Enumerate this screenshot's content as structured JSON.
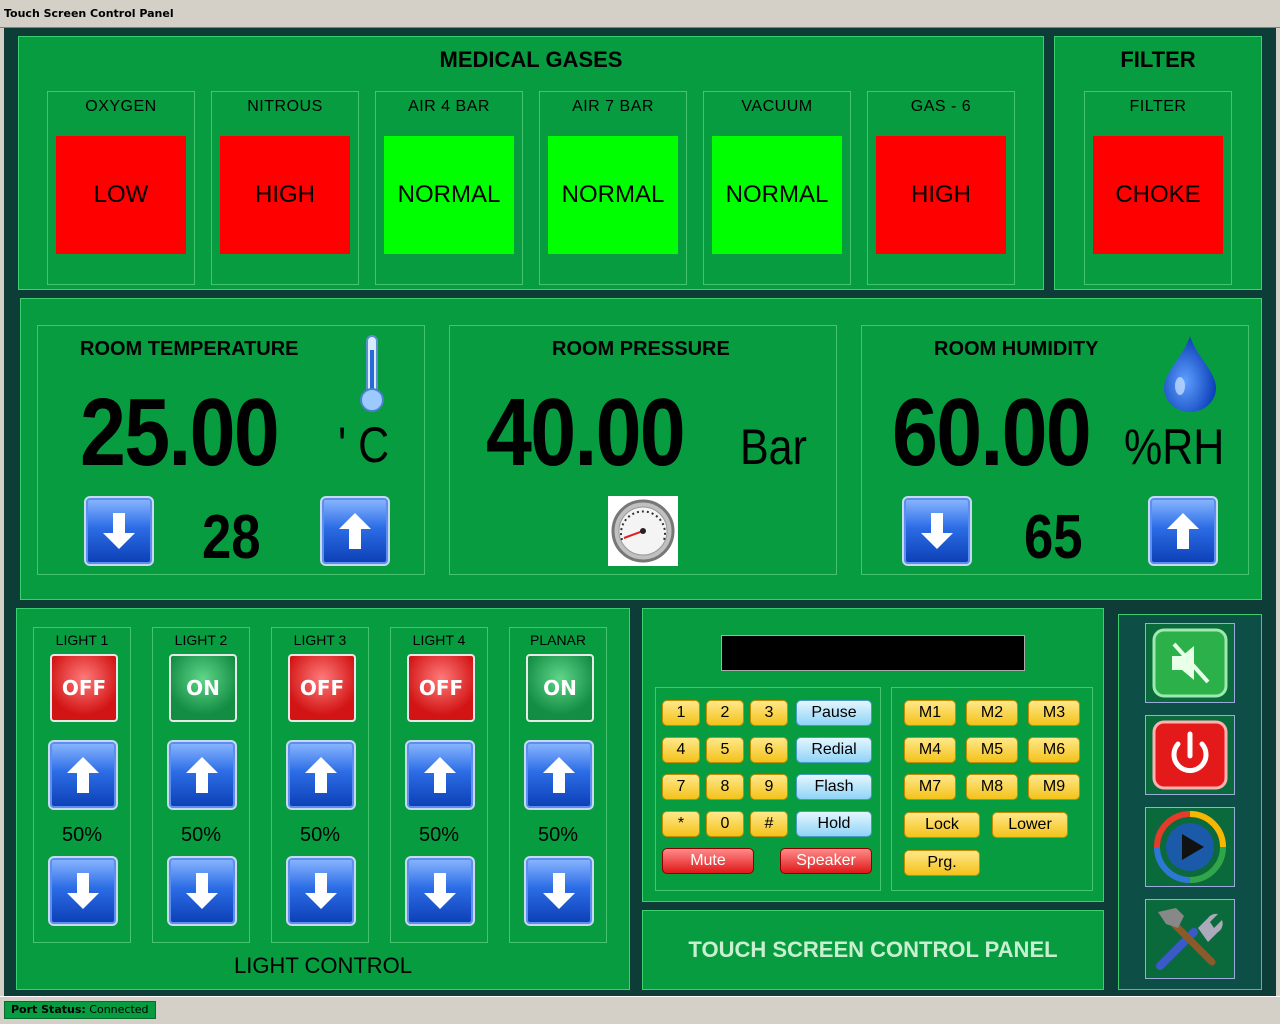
{
  "window": {
    "title": "Touch Screen Control Panel"
  },
  "medical_gases": {
    "title": "MEDICAL GASES",
    "gases": [
      {
        "label": "OXYGEN",
        "status": "LOW",
        "color": "#ff0000"
      },
      {
        "label": "NITROUS",
        "status": "HIGH",
        "color": "#ff0000"
      },
      {
        "label": "AIR 4 BAR",
        "status": "NORMAL",
        "color": "#00ff00"
      },
      {
        "label": "AIR 7 BAR",
        "status": "NORMAL",
        "color": "#00ff00"
      },
      {
        "label": "VACUUM",
        "status": "NORMAL",
        "color": "#00ff00"
      },
      {
        "label": "GAS - 6",
        "status": "HIGH",
        "color": "#ff0000"
      }
    ]
  },
  "filter": {
    "title": "FILTER",
    "label": "FILTER",
    "status": "CHOKE",
    "color": "#ff0000"
  },
  "room": {
    "temperature": {
      "title": "ROOM TEMPERATURE",
      "value": "25.00",
      "unit": "' C",
      "setpoint": "28",
      "icon": "thermometer-icon"
    },
    "pressure": {
      "title": "ROOM PRESSURE",
      "value": "40.00",
      "unit": "Bar",
      "icon": "pressure-gauge-icon"
    },
    "humidity": {
      "title": "ROOM HUMIDITY",
      "value": "60.00",
      "unit": "%RH",
      "setpoint": "65",
      "icon": "water-drop-icon"
    }
  },
  "light_control": {
    "title": "LIGHT CONTROL",
    "lights": [
      {
        "label": "LIGHT 1",
        "state": "OFF",
        "level": "50%"
      },
      {
        "label": "LIGHT 2",
        "state": "ON",
        "level": "50%"
      },
      {
        "label": "LIGHT 3",
        "state": "OFF",
        "level": "50%"
      },
      {
        "label": "LIGHT 4",
        "state": "OFF",
        "level": "50%"
      },
      {
        "label": "PLANAR",
        "state": "ON",
        "level": "50%"
      }
    ]
  },
  "phone": {
    "display": "",
    "keys": [
      "1",
      "2",
      "3",
      "4",
      "5",
      "6",
      "7",
      "8",
      "9",
      "*",
      "0",
      "#"
    ],
    "functions": [
      "Pause",
      "Redial",
      "Flash",
      "Hold"
    ],
    "mute": "Mute",
    "speaker": "Speaker",
    "memory": [
      "M1",
      "M2",
      "M3",
      "M4",
      "M5",
      "M6",
      "M7",
      "M8",
      "M9"
    ],
    "lock": "Lock",
    "lower": "Lower",
    "program": "Prg."
  },
  "banner": "TOUCH SCREEN CONTROL PANEL",
  "status": {
    "label": "Port Status:",
    "value": "Connected"
  }
}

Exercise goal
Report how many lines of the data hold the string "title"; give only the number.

Output of the task
7